On the manly side of things: Bryan Cranston appeared in ep #6.2 (“Drive”) as ‘Patrick Crump’, an anti-Semitic hick who learns that his head will explode unless he travels West as quickly as possible… for reasons that are never entirely explained. Michael McKean appeared in ep #6.4/5 as ‘Morris Fletcher’, a Man in Black who switches bodies with Mulder during a freak UFO crash. Although I enjoyed McKean’s performance a great deal, I find it slightly disappointing that it took Scully so long to figure out his ruse… I mean, she’s already encountered two shape-shifting faux-Mulders by this point, so you think she’d be able to spot the clues a little quicker. The fact he called her “Dana” should have sent up an immediate red flag… and the butt-pat should have sealed the deal long before she ever saw the waterbed and mirrored ceiling he’d installed in Mulder’s sad-bachelor-pad!

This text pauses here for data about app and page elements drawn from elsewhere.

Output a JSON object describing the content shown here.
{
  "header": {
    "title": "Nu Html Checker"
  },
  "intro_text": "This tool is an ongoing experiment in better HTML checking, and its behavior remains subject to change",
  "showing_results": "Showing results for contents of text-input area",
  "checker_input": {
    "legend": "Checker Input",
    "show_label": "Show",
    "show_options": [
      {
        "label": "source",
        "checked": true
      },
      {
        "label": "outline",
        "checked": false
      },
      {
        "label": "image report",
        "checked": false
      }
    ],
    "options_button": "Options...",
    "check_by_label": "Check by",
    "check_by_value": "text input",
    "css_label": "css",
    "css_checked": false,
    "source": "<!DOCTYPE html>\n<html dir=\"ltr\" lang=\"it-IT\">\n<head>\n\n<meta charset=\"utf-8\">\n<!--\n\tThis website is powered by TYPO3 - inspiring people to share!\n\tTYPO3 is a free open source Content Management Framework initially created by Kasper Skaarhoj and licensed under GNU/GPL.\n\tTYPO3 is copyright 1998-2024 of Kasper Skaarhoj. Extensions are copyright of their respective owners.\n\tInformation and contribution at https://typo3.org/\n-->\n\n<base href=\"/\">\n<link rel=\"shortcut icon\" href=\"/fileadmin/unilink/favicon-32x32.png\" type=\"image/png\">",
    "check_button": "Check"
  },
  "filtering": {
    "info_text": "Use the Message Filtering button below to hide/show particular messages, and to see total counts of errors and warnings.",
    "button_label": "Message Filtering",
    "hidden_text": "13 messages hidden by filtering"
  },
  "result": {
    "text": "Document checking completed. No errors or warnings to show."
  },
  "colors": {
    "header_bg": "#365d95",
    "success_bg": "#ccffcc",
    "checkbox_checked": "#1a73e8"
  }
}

That said, I loved Scully’s line in that scene: “You call me ‘baby’ one more time, you’re gonna be peeing through a catheter!” Eep! Bruce Campbell appeared in ep #6.7 (“Terms of Endearment”) as a disguised demon, desperately trying to have a normal child with a human wife… or wives, technically speaking. I’d say this was probably the most serious dramatic role I’ve ever seen Campbell play, and he really rose to the challenge… obviously I was already a fan of his, so I’m a little biased, but I think this was a great episode, with a clever twist ending. Jesse L. Martin appeared in ep #6.19 (“The Unnatural”) as a preternaturally gifted “negro” baseball player, who turned out to be an incognito alien. And John Billingsley appeared in ep #6.20 as a government agent masquerading as a conspiracy geek. Ooh, what a lot of fibbers!
* Er, no offence intended!